Firstly, a bit of news: We’ve re-launched Dialogue on Steam Greenlight. We’ve had a positive response to the game from many people, but we thought we could do a better job of giving this unique take on conversations its best chance. After pulling together feedback from a variety of sources, we’re happy to present a new version of Dialogue, with a complete visual overhaul of the user interface.
In response to our Accessibility post, we received a comment about the lack of failure in Dialogue, and how that affected the game. This is something we thought about while designing Dialogue, and it seemed important enough to share these thoughts. The comment is found in the Accessibility post, but here is the part we’re responding to.
One of our goals as Tea-Powered Games has always been to make our games accessible to as many people as possible. There are many different things to consider, but we tried to ask ourselves at every junction what we could do to make our game easier to play. We’d like to share some of the decisions we think helped Dialogue’s accessibility, and (because we can always do better) some which we wished we could have made work.
In this week’s post we want to talk a bit about the process of making our game, focusing on an individual scene. Hopefully this will give you a bit of insight into the kind of process that lead to Dialogue being the game it is.

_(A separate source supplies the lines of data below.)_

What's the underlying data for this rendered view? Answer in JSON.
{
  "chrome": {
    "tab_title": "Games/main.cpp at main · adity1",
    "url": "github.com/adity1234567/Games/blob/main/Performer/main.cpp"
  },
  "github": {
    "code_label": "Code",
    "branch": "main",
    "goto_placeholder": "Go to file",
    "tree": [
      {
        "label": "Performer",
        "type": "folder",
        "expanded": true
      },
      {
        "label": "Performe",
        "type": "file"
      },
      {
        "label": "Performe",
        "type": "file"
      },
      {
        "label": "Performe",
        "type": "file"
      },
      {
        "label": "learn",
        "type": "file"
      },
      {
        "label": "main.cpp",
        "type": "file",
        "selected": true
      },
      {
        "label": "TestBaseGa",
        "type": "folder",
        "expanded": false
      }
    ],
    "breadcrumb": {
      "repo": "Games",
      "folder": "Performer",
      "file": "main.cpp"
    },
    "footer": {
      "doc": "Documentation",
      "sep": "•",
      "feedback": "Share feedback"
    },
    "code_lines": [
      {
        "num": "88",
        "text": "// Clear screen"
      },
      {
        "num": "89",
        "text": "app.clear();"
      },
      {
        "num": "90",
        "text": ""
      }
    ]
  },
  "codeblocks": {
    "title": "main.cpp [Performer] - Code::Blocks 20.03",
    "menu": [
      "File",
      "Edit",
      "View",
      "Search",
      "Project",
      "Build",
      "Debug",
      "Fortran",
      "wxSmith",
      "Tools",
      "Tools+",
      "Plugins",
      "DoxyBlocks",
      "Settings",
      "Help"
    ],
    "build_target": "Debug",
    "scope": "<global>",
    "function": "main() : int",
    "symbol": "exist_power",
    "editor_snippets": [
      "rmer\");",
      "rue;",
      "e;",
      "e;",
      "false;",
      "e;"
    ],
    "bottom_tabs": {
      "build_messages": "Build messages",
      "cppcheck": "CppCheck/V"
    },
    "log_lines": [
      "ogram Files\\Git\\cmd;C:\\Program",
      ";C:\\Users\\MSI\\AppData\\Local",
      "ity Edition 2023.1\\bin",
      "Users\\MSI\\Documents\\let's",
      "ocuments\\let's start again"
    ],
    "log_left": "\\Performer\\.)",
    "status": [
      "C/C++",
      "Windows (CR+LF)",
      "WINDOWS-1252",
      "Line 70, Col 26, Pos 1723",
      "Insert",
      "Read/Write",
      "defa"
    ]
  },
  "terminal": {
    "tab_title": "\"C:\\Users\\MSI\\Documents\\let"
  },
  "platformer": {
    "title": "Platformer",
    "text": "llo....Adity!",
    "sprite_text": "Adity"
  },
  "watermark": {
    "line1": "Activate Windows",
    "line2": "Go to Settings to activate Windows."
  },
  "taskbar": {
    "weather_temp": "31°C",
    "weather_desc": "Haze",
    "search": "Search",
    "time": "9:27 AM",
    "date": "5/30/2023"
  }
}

We have to start somewhere, so we’ll go from the scene outline. This is just a few sentences on what the scene itself is about and which characters are in it. It’s already been placed within the story as a whole, so you can see the conversations that happen before and after it, as well as its own relevance to the plot as a whole.